Would you copy out each line of the records below that includes the word "arrow"?

* * * * * * * * *

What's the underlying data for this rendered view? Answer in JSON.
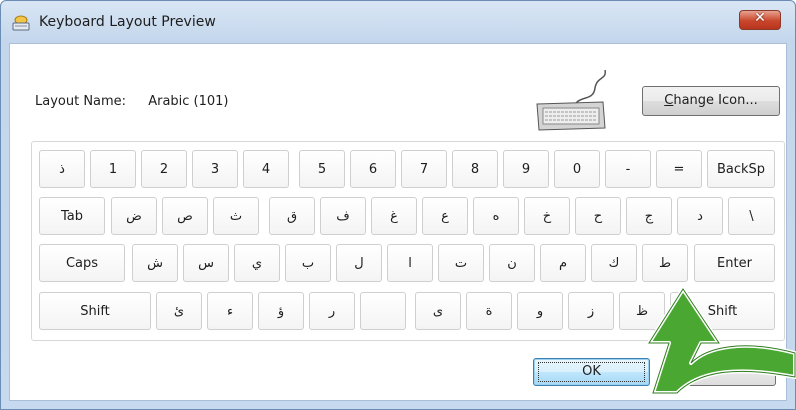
{
  "window": {
    "title": "Keyboard Layout Preview",
    "close_glyph": "✕"
  },
  "layout": {
    "label": "Layout Name:",
    "value": "Arabic (101)"
  },
  "buttons": {
    "change_icon_prefix": "C",
    "change_icon_rest": "hange Icon...",
    "ok": "OK"
  },
  "keyboard": {
    "rows": [
      [
        "ذ",
        "1",
        "2",
        "3",
        "4",
        "5",
        "6",
        "7",
        "8",
        "9",
        "0",
        "-",
        "=",
        "BackSp"
      ],
      [
        "Tab",
        "ض",
        "ص",
        "ث",
        "ق",
        "ف",
        "غ",
        "ع",
        "ه",
        "خ",
        "ح",
        "ج",
        "د",
        "\\"
      ],
      [
        "Caps",
        "ش",
        "س",
        "ي",
        "ب",
        "ل",
        "ا",
        "ت",
        "ن",
        "م",
        "ك",
        "ط",
        "Enter"
      ],
      [
        "Shift",
        "ئ",
        "ء",
        "ؤ",
        "ر",
        "",
        "ى",
        "ة",
        "و",
        "ز",
        "ظ",
        "Shift"
      ]
    ]
  },
  "colors": {
    "title_bg": "#c7d9ee",
    "close": "#c9462c",
    "ok_border": "#3c7fb1",
    "arrow": "#4aa832"
  },
  "icons": {
    "app": "keyboard-window-icon",
    "keyboard": "keyboard-image-icon",
    "arrow": "green-arrow-pointer-icon"
  }
}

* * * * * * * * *

**Task solution**
    "arrow": "#4aa832"
    "arrow": "green-arrow-pointer-icon"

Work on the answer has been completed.